One of the most important components to any sound financial plan is having a good emergency fund. An emergency fund is simply an account that is used to set aside emergency savings earmarked for a rainy day. Rainy day funds should be easily accessible in the event of an emergency, but should not be used for any other discretionary spending.
Financial emergencies come in all shapes and sizes, but generally arise from a loss of income or a sudden, large expense. Examples include the following:
- A close relative dies and you need to fly internationally to attend the funeral
- You lose your job and remain unemployed for an extended period of time
- Unexpected medical expenses arise that are not covered by your health insurance
- Your roof starts leaking and needs replaced
Although this is subjective, I’m guessing emergency savings should not be used for things such as:
- The newest Ipad was just released and you don’t have it
- Your football team finally made the playoffs and you need to go
- You’ve always wanted to see Paris and airline tickets are 10% off

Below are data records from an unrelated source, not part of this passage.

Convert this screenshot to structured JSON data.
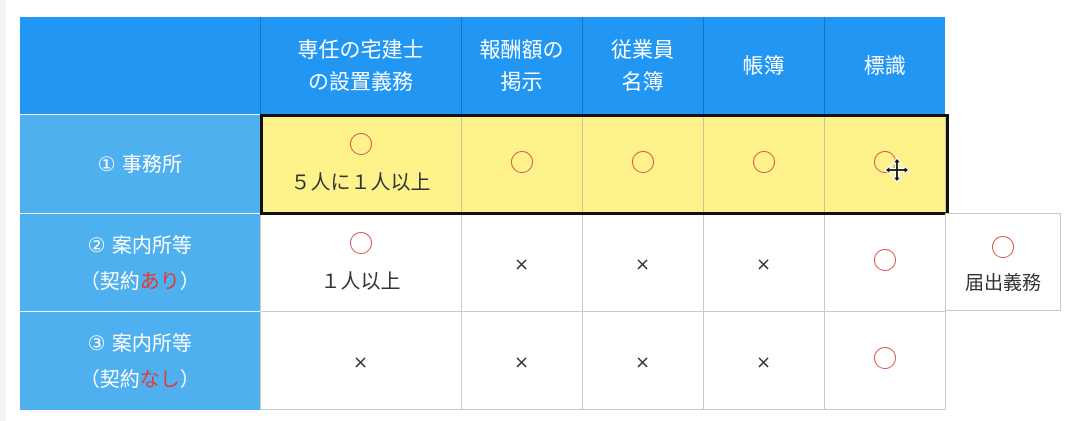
{
  "table": {
    "headers": [
      "",
      "専任の宅建士\nの設置義務",
      "報酬額の\n掲示",
      "従業員\n名簿",
      "帳簿",
      "標識"
    ],
    "rows": [
      {
        "label": "① 事務所",
        "cells": [
          {
            "mark": "circle",
            "note": "５人に１人以上"
          },
          {
            "mark": "circle"
          },
          {
            "mark": "circle"
          },
          {
            "mark": "circle"
          },
          {
            "mark": "circle"
          }
        ]
      },
      {
        "label_line1": "② 案内所等",
        "label_pre": "（契約",
        "label_red": "あり",
        "label_post": "）",
        "cells": [
          {
            "mark": "circle",
            "note": "１人以上"
          },
          {
            "mark": "cross",
            "text": "×"
          },
          {
            "mark": "cross",
            "text": "×"
          },
          {
            "mark": "cross",
            "text": "×"
          },
          {
            "mark": "circle"
          }
        ]
      },
      {
        "label_line1": "③ 案内所等",
        "label_pre": "（契約",
        "label_red": "なし",
        "label_post": "）",
        "cells": [
          {
            "mark": "cross",
            "text": "×"
          },
          {
            "mark": "cross",
            "text": "×"
          },
          {
            "mark": "cross",
            "text": "×"
          },
          {
            "mark": "cross",
            "text": "×"
          },
          {
            "mark": "circle"
          }
        ]
      }
    ],
    "extra_cell": {
      "mark": "circle",
      "note": "届出義務"
    }
  },
  "colors": {
    "header_bg": "#2196f3",
    "rowhead_bg": "#4fb0ef",
    "highlight_bg": "#fdf38a",
    "circle": "#d9534f",
    "red_text": "#e53935"
  },
  "icons": {
    "cursor": "move-cursor-icon"
  }
}
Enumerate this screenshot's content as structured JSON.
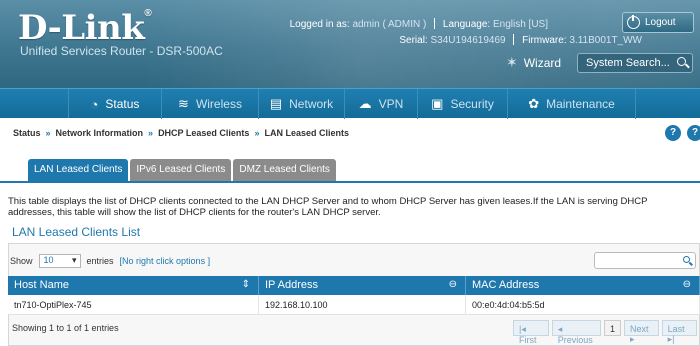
{
  "header": {
    "brand": "D-Link",
    "product": "Unified Services Router - DSR-500AC",
    "logged_label": "Logged in as:",
    "logged_value": "admin ( ADMIN )",
    "language_label": "Language:",
    "language_value": "English [US]",
    "serial_label": "Serial:",
    "serial_value": "S34U194619469",
    "firmware_label": "Firmware:",
    "firmware_value": "3.11B001T_WW",
    "logout": "Logout",
    "wizard": "Wizard",
    "search_placeholder": "System Search..."
  },
  "nav": [
    {
      "label": "Status",
      "icon": "dashboard-icon"
    },
    {
      "label": "Wireless",
      "icon": "wifi-icon"
    },
    {
      "label": "Network",
      "icon": "network-icon"
    },
    {
      "label": "VPN",
      "icon": "vpn-cloud-icon"
    },
    {
      "label": "Security",
      "icon": "lock-icon"
    },
    {
      "label": "Maintenance",
      "icon": "gears-icon"
    }
  ],
  "breadcrumb": [
    "Status",
    "Network Information",
    "DHCP Leased Clients",
    "LAN Leased Clients"
  ],
  "breadcrumb_sep": "»",
  "help": [
    "?",
    "?"
  ],
  "tabs": [
    "LAN Leased Clients",
    "IPv6 Leased Clients",
    "DMZ Leased Clients"
  ],
  "description": "This table displays the list of DHCP clients connected to the LAN DHCP Server and to whom DHCP Server has given leases.If the LAN is serving DHCP addresses, this table will show the list of DHCP clients for the router's LAN DHCP server.",
  "list_title": "LAN Leased Clients List",
  "table": {
    "show_label": "Show",
    "show_value": "10",
    "entries_label": "entries",
    "no_right_click": "[No right click options ]",
    "columns": [
      "Host Name",
      "IP Address",
      "MAC Address"
    ],
    "rows": [
      [
        "tn710-OptiPlex-745",
        "192.168.10.100",
        "00:e0:4d:04:b5:5d"
      ]
    ],
    "showing": "Showing 1 to 1 of 1 entries",
    "pager": [
      "First",
      "Previous",
      "1",
      "Next",
      "Last"
    ]
  },
  "colors": {
    "accent": "#1f78ad",
    "header": "#3f7690"
  }
}
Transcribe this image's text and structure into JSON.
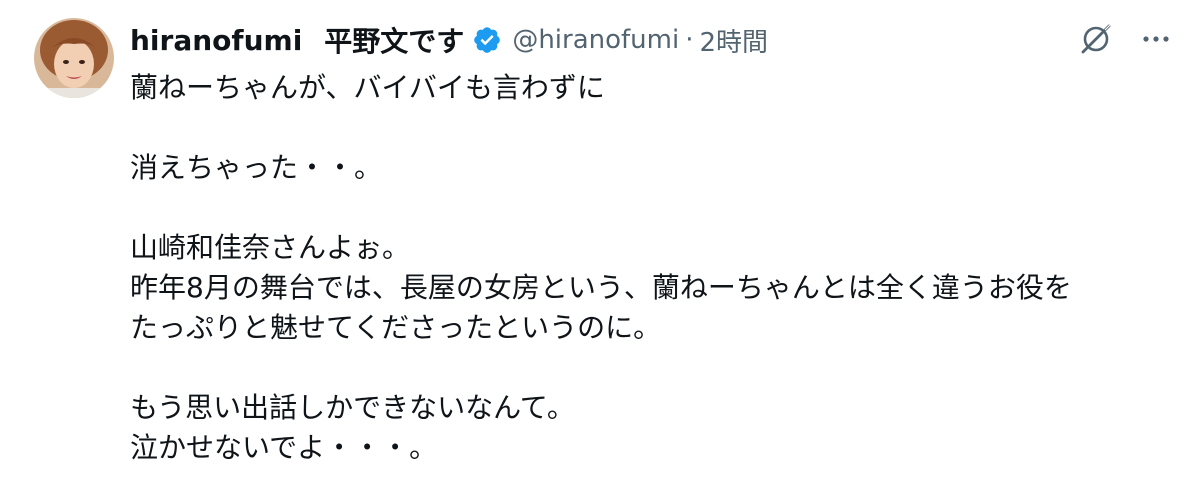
{
  "author": {
    "username": "hiranofumi",
    "name": "平野文です",
    "handle": "@hiranofumi",
    "separator": "·",
    "time": "2時間"
  },
  "icons": {
    "avatar": "profile-photo",
    "verified": "verified-badge-icon",
    "grok": "grok-icon",
    "more": "more-options-icon"
  },
  "colors": {
    "verified_blue": "#1d9bf0",
    "secondary_text": "#536471",
    "primary_text": "#0f1419"
  },
  "tweet": {
    "lines": [
      "蘭ねーちゃんが、バイバイも言わずに",
      "",
      "消えちゃった・・。",
      "",
      "山崎和佳奈さんよぉ。",
      "昨年8月の舞台では、長屋の女房という、蘭ねーちゃんとは全く違うお役を",
      "たっぷりと魅せてくださったというのに。",
      "",
      "もう思い出話しかできないなんて。",
      "泣かせないでよ・・・。"
    ]
  }
}
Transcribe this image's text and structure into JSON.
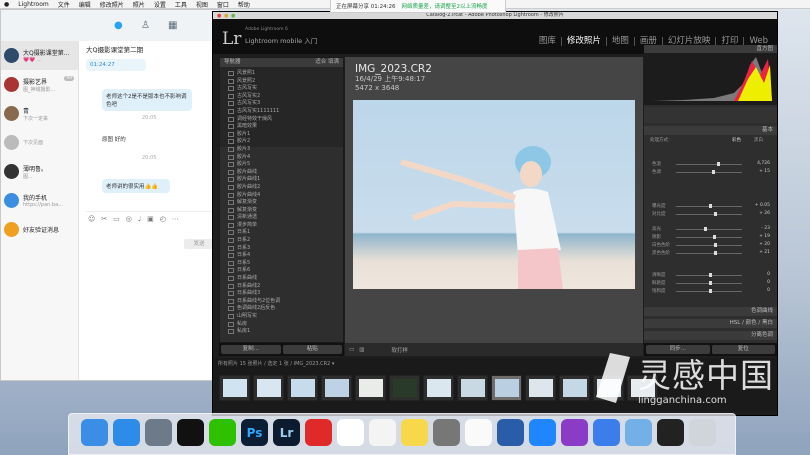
{
  "menubar": {
    "items": [
      "Lightroom",
      "文件",
      "编辑",
      "修改照片",
      "照片",
      "设置",
      "工具",
      "视图",
      "窗口",
      "帮助"
    ]
  },
  "recording": {
    "label": "正在屏幕分享 01:24:26",
    "status": "网络质量差，请调整至2以上流畅度"
  },
  "qq": {
    "contacts": [
      {
        "name": "大Q摄影课堂第...",
        "sub": "💗💗 ...",
        "color": "#2f4a6a",
        "sel": true
      },
      {
        "name": "摄影艺界",
        "sub": "图_神域摄影...",
        "color": "#a33",
        "badge": "99"
      },
      {
        "name": "青",
        "sub": "下次一定来",
        "color": "#8a6a4f"
      },
      {
        "name": "",
        "sub": "下次见面",
        "color": "#bbb"
      },
      {
        "name": "薄明鲁。",
        "sub": "图...",
        "color": "#333"
      },
      {
        "name": "我的手机",
        "sub": "https://pan.ba...",
        "color": "#3c8fe0"
      },
      {
        "name": "好友验证消息",
        "sub": "",
        "color": "#f0a020"
      }
    ],
    "chat_title": "大Q摄影课堂第二期",
    "messages": [
      {
        "text": "01:24:27",
        "kind": "file"
      },
      {
        "text": "老师这个2是不是版本也不影响调色吧",
        "kind": "bubble"
      },
      {
        "text": "20:05",
        "kind": "time"
      },
      {
        "text": "原图 好的",
        "kind": "plain"
      },
      {
        "text": "20:05",
        "kind": "time"
      },
      {
        "text": "老师讲的很实用👍👍",
        "kind": "bubble"
      }
    ],
    "send_label": "发送"
  },
  "lr": {
    "window_title": "Catalog-2.lrcat - Adobe Photoshop Lightroom - 修改照片",
    "logo": "Lr",
    "app_small": "Adobe Lightroom 6",
    "app_name": "Lightroom mobile 入门",
    "modules": [
      "图库",
      "修改照片",
      "地图",
      "画册",
      "幻灯片放映",
      "打印",
      "Web"
    ],
    "active_module": "修改照片",
    "left_panel_title": "导航器",
    "left_panel_mode": "适合 填满",
    "presets": [
      "风景照1",
      "风景照2",
      "古风写实",
      "古风写实2",
      "古风写实3",
      "古风写实1111111",
      "调经特效干燥风",
      "黑暗效果",
      "胶片1",
      "胶片2",
      "胶片3",
      "胶片4",
      "胶片5",
      "胶片曲线",
      "胶片曲线1",
      "胶片曲线2",
      "胶片曲线4",
      "解复渐变",
      "解复渐变",
      "清新通透",
      "漫步简单",
      "日系1",
      "日系2",
      "日系3",
      "日系4",
      "日系5",
      "日系6",
      "日系曲线",
      "日系曲线2",
      "日系曲线3",
      "日系曲线与2位色调",
      "色调曲线2后反色",
      "山明写实",
      "私房",
      "私房1"
    ],
    "copy_btn": "复制...",
    "paste_btn": "粘贴",
    "photo": {
      "name": "IMG_2023.CR2",
      "date": "16/4/29 上午9:48:17",
      "dims": "5472 x 3648"
    },
    "toolbar": {
      "label": "软打样"
    },
    "right": {
      "histogram": "直方图",
      "basic": "基本",
      "treatment": "处理方式：",
      "color": "彩色",
      "bw": "黑白",
      "profile": "自定",
      "wb_label": "色温",
      "tint": "色调",
      "sliders": [
        {
          "label": "色温",
          "val": "4,726"
        },
        {
          "label": "色调",
          "val": "+ 15"
        },
        {
          "label": "曝光度",
          "val": "+ 0.05"
        },
        {
          "label": "对比度",
          "val": "+ 26"
        },
        {
          "label": "高光",
          "val": "- 23"
        },
        {
          "label": "阴影",
          "val": "+ 19"
        },
        {
          "label": "白色色阶",
          "val": "+ 20"
        },
        {
          "label": "黑色色阶",
          "val": "+ 21"
        },
        {
          "label": "清晰度",
          "val": "0"
        },
        {
          "label": "鲜艳度",
          "val": "0"
        },
        {
          "label": "饱和度",
          "val": "0"
        }
      ],
      "tone_curve": "色调曲线",
      "hsl": "HSL / 颜色 / 黑白",
      "split": "分离色调",
      "sync": "同步...",
      "reset": "复位"
    },
    "filmbar": "所有照片  15 张照片 / 选定 1 张 / IMG_2023.CR2 ▾"
  },
  "dock": [
    "finder",
    "safari",
    "launchpad",
    "qq",
    "wechat",
    "Ps",
    "Lr",
    "netease",
    "calendar",
    "notes",
    "stickies",
    "settings",
    "photos",
    "screen",
    "feishu",
    "video",
    "baidu",
    "folder",
    "terminal",
    "trash"
  ],
  "watermark": {
    "big": "灵感中国",
    "small": "lingganchina.com"
  }
}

If you have adequate emergency savings, you can use these funds so that you don’t have to pawn your wedding ring, obtain on a payday loan,or rack up credit card debt which could exacerbate the predicament you are already in. You really can’t afford to not have a rainy day fund.
Where Should I Keep My Emergency Fund?
If you walk into a bank or other financial institution and ask to set up an emergency fund account, you will probably get a few raised eyebrows since there is no such product. It is up to each individual to choose and open an appropriate bank account to serve as the rainy day fund.
An emergency fund should be highly liquid and risk free since you need it to be safe and accessible at any time. You should also be earning a competitive rate of return on your emergency savings while it just sits there.
Open a newsavings or money market account for your emergency fund so that the funds are clearly separated from those you use on a regular basis. Keeping your emergency fund in your checking account that you use to pay your regular bills could be a recipe for failure.
How Much Emergency Savings Do I Need?
In a perfect world, you would save just enough to cover the emergencies that will arise. Why do I say that? I say that because I am a big proponent of keeping your assets working for you, and money in your emergency fund likely won’t be making you a whole lot of money. Historically, over long periods of time, money invested in riskier assets such as stocks has generally rewarded investors with higher returns than funds invested in ultra safe and liquid assets.
Having said that, this is not a perfect world and nobody knows when an emergency will arise or how much money we will need. Conventional wisdom suggests you should save 3 – 6 months worth of living expenses.
My answer is that “it depends.” It depends on a number of factors. It depends on what types of risks you are exposed to, how stable your job is, how many people you provide for, how well insured you are, what other assets and liabilities are on your personal balance sheet, and a number of other factors.
3 months of living expenses might be sufficient for a single individual with a very stable job and significant assets. However, 9 months might not be enough for a couple that works at the same company, have unstable jobs, a handful of children, no assets, and little other recourse.
When in doubt I suggest being extra conservative. After analyzing our own situation, my wife and I decided long ago that keeping 3 months of living expenses in our emergency fund was sufficient, and that is what we have stuck with. If our circumstances change some day, then we will adjust accordingly.
How Do I Start My Rainy Day Fund?
You probably won’t be able to save en entire rainy day fund overnight, but you can get started by saving something, anything, in a new high yield saving account or money market account. I say “new” since these funds should be separated from your other funds.
Start small if you need to. Even contributing $50 or $100 a month towards your rainy day fund is better than nothing. Making a budget will help you know how much you can save each month.
In order to build your emergency fund quicker, see if there are any expenses you can trim or additional ways you can earn more money. You can also sell belongings you no longer need on Amazon or use your tax refund to give your emergency savings a boost.
Figure out what you can save and make a plan to put money away every week or month until you have reached your emergency fund goal.
Set up an automatic deposit or transfer from your paycheck or checking account to your new rainy day fund savings account each month so that you won’t forget. You likely won’t even notice the money is gone.
Once you have set up your account and have developed your plan, stick to it. Don’t invade your rainy day fund for things that aren’t emergencies, however tempting it might be.
What are your thoughts on emergency funds? How big of an emergency fund do you keep? Leave a comment below!